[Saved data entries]
----------
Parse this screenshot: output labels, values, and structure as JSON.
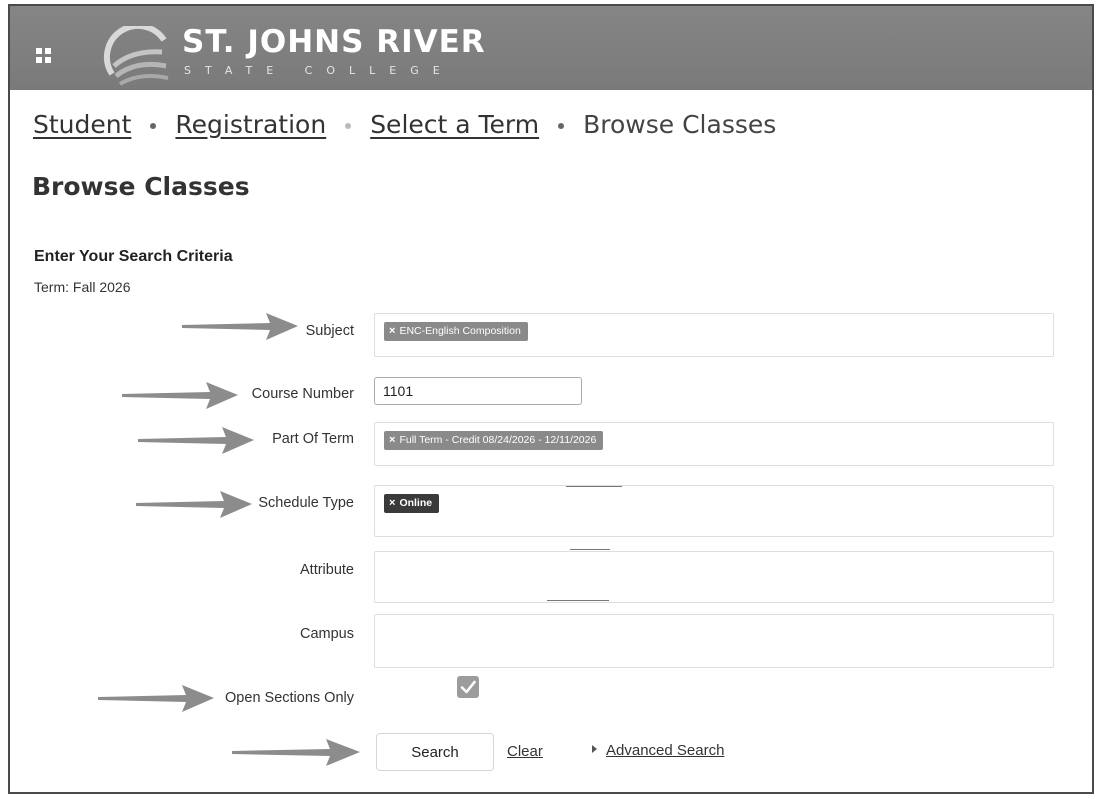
{
  "header": {
    "logo_name": "ST. JOHNS RIVER",
    "logo_sub": "STATE COLLEGE"
  },
  "breadcrumb": {
    "items": [
      "Student",
      "Registration",
      "Select a Term"
    ],
    "current": "Browse Classes"
  },
  "page": {
    "title": "Browse Classes",
    "section_title": "Enter Your Search Criteria",
    "term_line": "Term: Fall 2026"
  },
  "form": {
    "subject": {
      "label": "Subject",
      "chip": "ENC-English Composition"
    },
    "course_number": {
      "label": "Course Number",
      "value": "1101"
    },
    "part_of_term": {
      "label": "Part Of Term",
      "chip": "Full Term - Credit 08/24/2026 - 12/11/2026"
    },
    "schedule_type": {
      "label": "Schedule Type",
      "chip": "Online"
    },
    "attribute": {
      "label": "Attribute"
    },
    "campus": {
      "label": "Campus"
    },
    "open_sections": {
      "label": "Open Sections Only",
      "checked": true
    }
  },
  "actions": {
    "search": "Search",
    "clear": "Clear",
    "advanced": "Advanced Search"
  },
  "chip_remove_glyph": "×",
  "colors": {
    "header": "#808080",
    "chip_grey": "#8a8a8a",
    "chip_dark": "#3a3a3a",
    "arrow": "#8c8c8c"
  }
}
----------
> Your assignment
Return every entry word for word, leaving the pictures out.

> Answer space
Parse this screenshot: output labels, values, and structure as JSON.
{
  "header": {
    "logo_name": "ST. JOHNS RIVER",
    "logo_sub": "STATE COLLEGE"
  },
  "breadcrumb": {
    "items": [
      "Student",
      "Registration",
      "Select a Term"
    ],
    "current": "Browse Classes"
  },
  "page": {
    "title": "Browse Classes",
    "section_title": "Enter Your Search Criteria",
    "term_line": "Term: Fall 2026"
  },
  "form": {
    "subject": {
      "label": "Subject",
      "chip": "ENC-English Composition"
    },
    "course_number": {
      "label": "Course Number",
      "value": "1101"
    },
    "part_of_term": {
      "label": "Part Of Term",
      "chip": "Full Term - Credit 08/24/2026 - 12/11/2026"
    },
    "schedule_type": {
      "label": "Schedule Type",
      "chip": "Online"
    },
    "attribute": {
      "label": "Attribute"
    },
    "campus": {
      "label": "Campus"
    },
    "open_sections": {
      "label": "Open Sections Only",
      "checked": true
    }
  },
  "actions": {
    "search": "Search",
    "clear": "Clear",
    "advanced": "Advanced Search"
  },
  "chip_remove_glyph": "×",
  "colors": {
    "header": "#808080",
    "chip_grey": "#8a8a8a",
    "chip_dark": "#3a3a3a",
    "arrow": "#8c8c8c"
  }
}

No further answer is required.